Move over, retinol and peptides—there's a new anti-aging skincare ingredient on the scene
Quick, what does the word cholesterol make you think of? Probably a greasy plate of bacon and eggs or clogged arteries, not face cream, right? That's about to change, as cholesterol is now a key player on the skincare scene.
"Cholesterol is one of the most common lipids in our body, giving our cells structure and fluidity," explains Sherry Ingraham, M.D., a board-certified dermatologist in Katy, TX. And it plays an especially important role in our skin. "Think of the stratum corneum, the outer layer of your skin, as being made up of bricks and mortar. Cholesterol is an integral component of that mortar," she says. Young, healthy skin has thick mortar, with no cracks. As we age, cholesterol levels in our skin decrease, by about 40 percent by age 40. The result? Thinner mortar and a dilapidated "brick wall," AKA a dry, wrinkled complexion. (Find out How to Buy Skin Care That Works, Every Time.)
But that doesn't mean that only the over-forty crowd can benefit from topical cholesterol. No matter how old you are, every time you wash your face, exfoliate, or apply an aggressive anti-aging treatment, you strip the skin of its natural lipids, including cholesterol, notes Ingraham. Do this too often and you can end up with a compromised skin barrier—moisture seeps out, irritants get in, and skin becomes dry, irritated, and inflamed. (Psst... This is The Best Skin Care Routine for Dry Skin.) Using a product containing cholesterol helps to replace these essential fats, keeps the skin barrier healthy, and ultimately results in a smoother, more hydrated complexion.
So why is cholesterol only now becoming buzz-worthy? Ingraham cites two reasons: First, a negative connotation (think back to that greasy plate of bacon and eggs), though she's quick to note that applying cholesterol topically does not affect cholesterol levels in your blood (a common misconception). Plus, "the focus has always been on adding new ingredients to the skin. Now it's about replenishing what should naturally be there," she adds.
To find a cream that contains cholesterol, just scan the ingredient panel. If you don't see it listed as such, look for either wool extract or lanolin extract (cholesterol is commonly derived from both). And make it the final step in your skincare routine. "These creams are like a top coat that you apply over everything else to seal in moisture and any other products," Ingraham says. If your skin is super dry, use it morning and night; stick to evenings only if you're oily. Try three of our cholesterol-containing favorites:

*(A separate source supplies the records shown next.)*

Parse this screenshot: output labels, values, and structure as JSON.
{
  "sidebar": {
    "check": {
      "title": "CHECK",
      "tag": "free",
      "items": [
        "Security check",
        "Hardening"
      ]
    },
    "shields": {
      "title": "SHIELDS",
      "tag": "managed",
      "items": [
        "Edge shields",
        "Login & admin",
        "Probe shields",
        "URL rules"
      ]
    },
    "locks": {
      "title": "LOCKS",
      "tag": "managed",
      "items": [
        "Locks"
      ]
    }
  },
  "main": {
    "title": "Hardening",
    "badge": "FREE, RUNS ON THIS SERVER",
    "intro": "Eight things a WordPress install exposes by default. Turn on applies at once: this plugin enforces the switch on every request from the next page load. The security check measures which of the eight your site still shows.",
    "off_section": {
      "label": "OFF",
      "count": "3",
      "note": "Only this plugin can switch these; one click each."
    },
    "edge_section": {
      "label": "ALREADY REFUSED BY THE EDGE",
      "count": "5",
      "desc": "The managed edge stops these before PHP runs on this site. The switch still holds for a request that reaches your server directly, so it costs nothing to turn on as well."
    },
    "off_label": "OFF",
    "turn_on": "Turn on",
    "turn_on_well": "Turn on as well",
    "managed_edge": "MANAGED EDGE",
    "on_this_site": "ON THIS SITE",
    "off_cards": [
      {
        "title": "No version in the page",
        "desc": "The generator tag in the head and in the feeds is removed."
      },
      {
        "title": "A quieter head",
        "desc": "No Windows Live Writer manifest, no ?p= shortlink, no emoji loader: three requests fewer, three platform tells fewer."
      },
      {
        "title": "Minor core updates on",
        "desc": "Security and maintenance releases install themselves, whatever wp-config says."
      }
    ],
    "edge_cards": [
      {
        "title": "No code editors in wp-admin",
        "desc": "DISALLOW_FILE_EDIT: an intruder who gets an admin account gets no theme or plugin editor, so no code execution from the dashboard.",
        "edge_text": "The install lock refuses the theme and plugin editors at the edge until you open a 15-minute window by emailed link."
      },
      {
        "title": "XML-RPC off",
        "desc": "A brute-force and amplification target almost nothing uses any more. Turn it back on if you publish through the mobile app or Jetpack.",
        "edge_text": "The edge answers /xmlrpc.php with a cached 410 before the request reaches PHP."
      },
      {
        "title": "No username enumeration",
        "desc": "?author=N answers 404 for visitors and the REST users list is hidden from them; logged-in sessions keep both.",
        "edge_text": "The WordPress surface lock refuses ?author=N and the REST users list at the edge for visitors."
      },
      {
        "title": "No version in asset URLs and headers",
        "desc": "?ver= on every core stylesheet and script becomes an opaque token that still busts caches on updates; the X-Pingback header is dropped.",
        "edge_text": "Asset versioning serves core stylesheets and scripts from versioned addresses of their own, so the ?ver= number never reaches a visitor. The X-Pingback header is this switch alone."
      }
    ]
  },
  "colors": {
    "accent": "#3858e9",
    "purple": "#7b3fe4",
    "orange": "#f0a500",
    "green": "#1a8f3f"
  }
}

For face: Skinceuticals Triple Lipid Restore 2:4:2 ($125; skinceuticals.com) has the optimal ratio of cholesterol, ceramides, and fatty acids needed for healthy skin, not to mention an insanely cushiony texture.
For eyes: Supremely hydrating Epionce Renewal Eye Cream ($70; epionce.com) smooths the look of crow's feet and has a soft focus finish that helps tone down dark circles.
For body: Cholesterol isn't just for your complexion. It delivers similar skin-strenghtening and hydrating benefits when used on your bod; find it in the new CeraVe Hydrating Body Wash ($10.99; walgreens.com).